And prais'd unenvied, by the Muse he lov'd."
distinguish themselves by names, yet when they got into power, they all acted much in the same manner; saying,
"I know how like Whig ministers to Tory."
And among his manuscripts were four very sensible, though not very poetical lines, which contain the most solid apology that can be made for a minister of this country:
"Our ministers like gladiators live:
'Tis half their business blows to ward, or give:
Dies between exigents and self-defence."
Yet he appears sometimes to have forgotten this candid reflection.

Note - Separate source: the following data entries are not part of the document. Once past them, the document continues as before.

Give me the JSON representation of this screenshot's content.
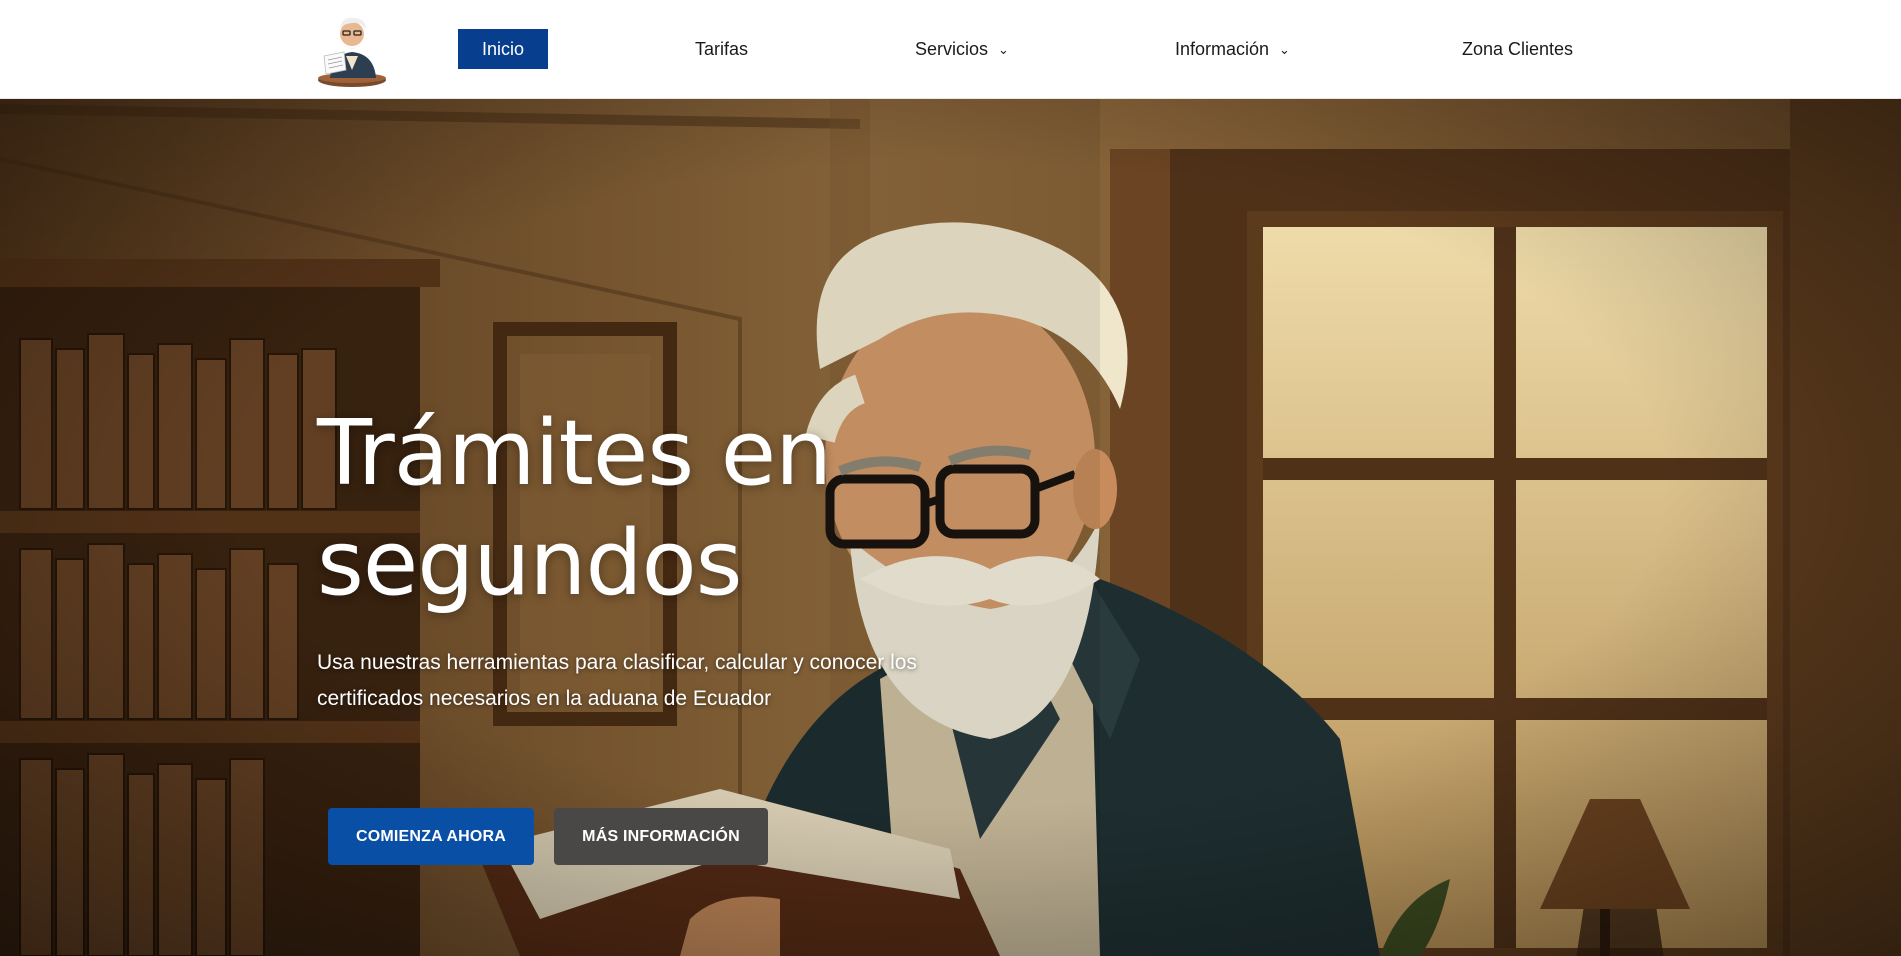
{
  "header": {
    "logo_alt": "Logo",
    "nav": [
      {
        "label": "Inicio",
        "active": true,
        "dropdown": false
      },
      {
        "label": "Tarifas",
        "active": false,
        "dropdown": false
      },
      {
        "label": "Servicios",
        "active": false,
        "dropdown": true
      },
      {
        "label": "Información",
        "active": false,
        "dropdown": true
      },
      {
        "label": "Zona Clientes",
        "active": false,
        "dropdown": false
      }
    ]
  },
  "hero": {
    "title_line1": "Trámites en",
    "title_line2": "segundos",
    "subtitle_line1": "Usa nuestras herramientas para clasificar, calcular y conocer los",
    "subtitle_line2": "certificados necesarios en la aduana de Ecuador",
    "primary_cta": "COMIENZA AHORA",
    "secondary_cta": "MÁS INFORMACIÓN"
  },
  "icons": {
    "chevron": "chevron-down-icon"
  },
  "colors": {
    "accent": "#073f8e",
    "primary_button": "#0a4fa6",
    "secondary_button": "#4a4847"
  }
}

Ver. ult. And prais'd unenvied, by the Muse he lov'd.] It was not likely that men acting in so different spheres, as were those of Mr. Craggs and Mr. Pope, should have their friendship disturbed by envy. We must suppose then that some circumstances in the friendship of Mr. Pope and Mr. Addison are hinted at in this place. W.